Allow me to start off with a nice picture showing the differences - note female gametes are on the left while male gametes are on the right in my examples:
For a gamete to be considered an isogamete the other gamete that it meets up with to produce is exactly the same in both size, structure and movement.  It is literally trying to find itself. The "male" and "female" are literally no different and it is impossible to tell which is which.
When you look at the picture the two gametes are exactly the same in every way except that they are facing each other in this picture.
The next two are forms of anisogamy:
These gametes differ in at least one of the following:
Although it can also be a combination of these three things.  As you can see here the female can be structurally the same as the male. (Bottom and top examples of the second picture). From my understanding (although someone can come and prove me wrong) Oogametes are a specific from of heterogamous.
Oogametes differ in size, sex AND function.

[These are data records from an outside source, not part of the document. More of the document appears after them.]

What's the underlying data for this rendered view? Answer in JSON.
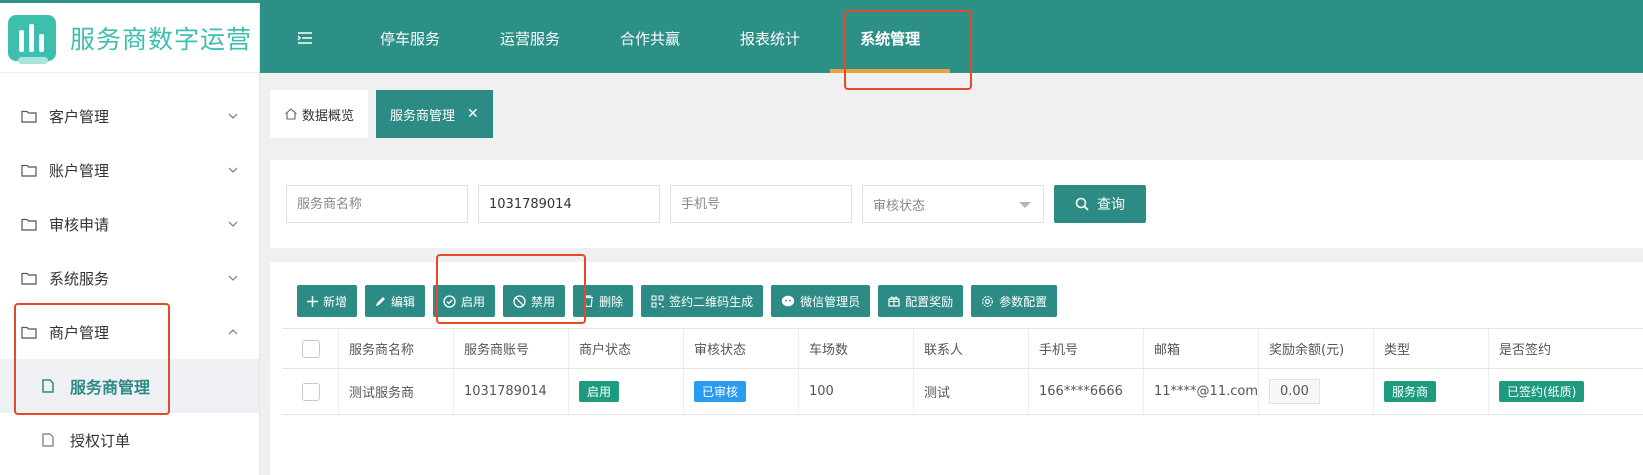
{
  "brand": {
    "name": "服务商数字运营"
  },
  "sidebar": {
    "items": [
      {
        "label": "客户管理",
        "expanded": false
      },
      {
        "label": "账户管理",
        "expanded": false
      },
      {
        "label": "审核申请",
        "expanded": false
      },
      {
        "label": "系统服务",
        "expanded": false
      },
      {
        "label": "商户管理",
        "expanded": true
      }
    ],
    "subitems": [
      {
        "label": "服务商管理",
        "active": true
      },
      {
        "label": "授权订单",
        "active": false
      }
    ]
  },
  "topnav": {
    "items": [
      "停车服务",
      "运营服务",
      "合作共赢",
      "报表统计",
      "系统管理"
    ],
    "active": "系统管理",
    "accent": "#e8a33d"
  },
  "tabs": [
    {
      "label": "数据概览",
      "active": false
    },
    {
      "label": "服务商管理",
      "active": true
    }
  ],
  "filters": {
    "name_placeholder": "服务商名称",
    "account_value": "1031789014",
    "phone_placeholder": "手机号",
    "audit_placeholder": "审核状态",
    "query_label": "查询"
  },
  "toolbar": {
    "add": "新增",
    "edit": "编辑",
    "enable": "启用",
    "disable": "禁用",
    "delete": "删除",
    "qrcode": "签约二维码生成",
    "wechat": "微信管理员",
    "reward": "配置奖励",
    "params": "参数配置"
  },
  "table": {
    "columns": [
      "服务商名称",
      "服务商账号",
      "商户状态",
      "审核状态",
      "车场数",
      "联系人",
      "手机号",
      "邮箱",
      "奖励余额(元)",
      "类型",
      "是否签约"
    ],
    "rows": [
      {
        "name": "测试服务商",
        "account": "1031789014",
        "merchant_status": "启用",
        "audit_status": "已审核",
        "lots": "100",
        "contact": "测试",
        "phone": "166****6666",
        "email": "11****@11.com",
        "balance": "0.00",
        "type": "服务商",
        "signed": "已签约(纸质)"
      }
    ]
  },
  "colors": {
    "primary": "#2d8b85",
    "header": "#2d9086",
    "highlight": "#e24a2a"
  }
}
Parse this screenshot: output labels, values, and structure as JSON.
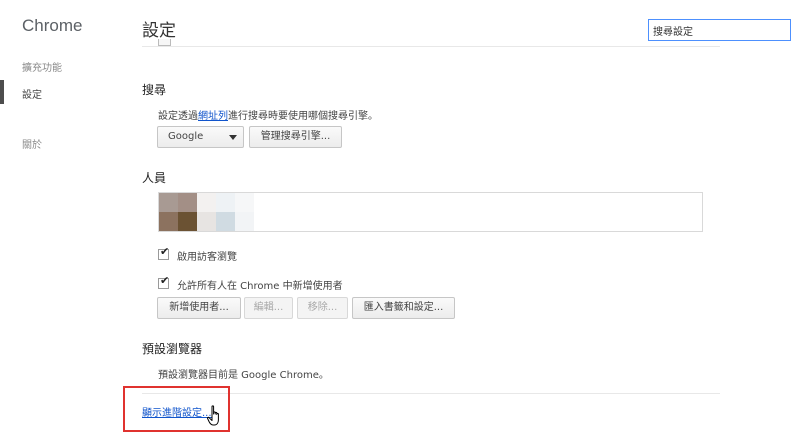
{
  "sidebar": {
    "brand": "Chrome",
    "items": [
      {
        "label": "擴充功能"
      },
      {
        "label": "設定"
      },
      {
        "label": "關於"
      }
    ]
  },
  "header": {
    "title": "設定",
    "search_value": "搜尋設定"
  },
  "search_section": {
    "title": "搜尋",
    "desc_before": "設定透過",
    "desc_link": "網址列",
    "desc_after": "進行搜尋時要使用哪個搜尋引擎。",
    "engine_selected": "Google",
    "manage_button": "管理搜尋引擎..."
  },
  "people_section": {
    "title": "人員",
    "guest_label": "啟用訪客瀏覽",
    "guest_checked": true,
    "allow_label": "允許所有人在 Chrome 中新增使用者",
    "allow_checked": true,
    "buttons": {
      "add": "新增使用者...",
      "edit": "編輯...",
      "remove": "移除...",
      "import": "匯入書籤和設定..."
    }
  },
  "default_browser_section": {
    "title": "預設瀏覽器",
    "desc": "預設瀏覽器目前是 Google Chrome。"
  },
  "advanced_link": "顯示進階設定...",
  "colors": {
    "link": "#1155cc",
    "highlight": "#e0322f"
  },
  "icons": [
    "dropdown-arrow-icon",
    "checkmark-icon",
    "hand-cursor-icon"
  ]
}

Females are stationary while males move.  Females are also much larger than males. (For instance in humans the cell that divides to make sperm divides equally while the cell that divides in the female divides to make one egg and three polar bodies.)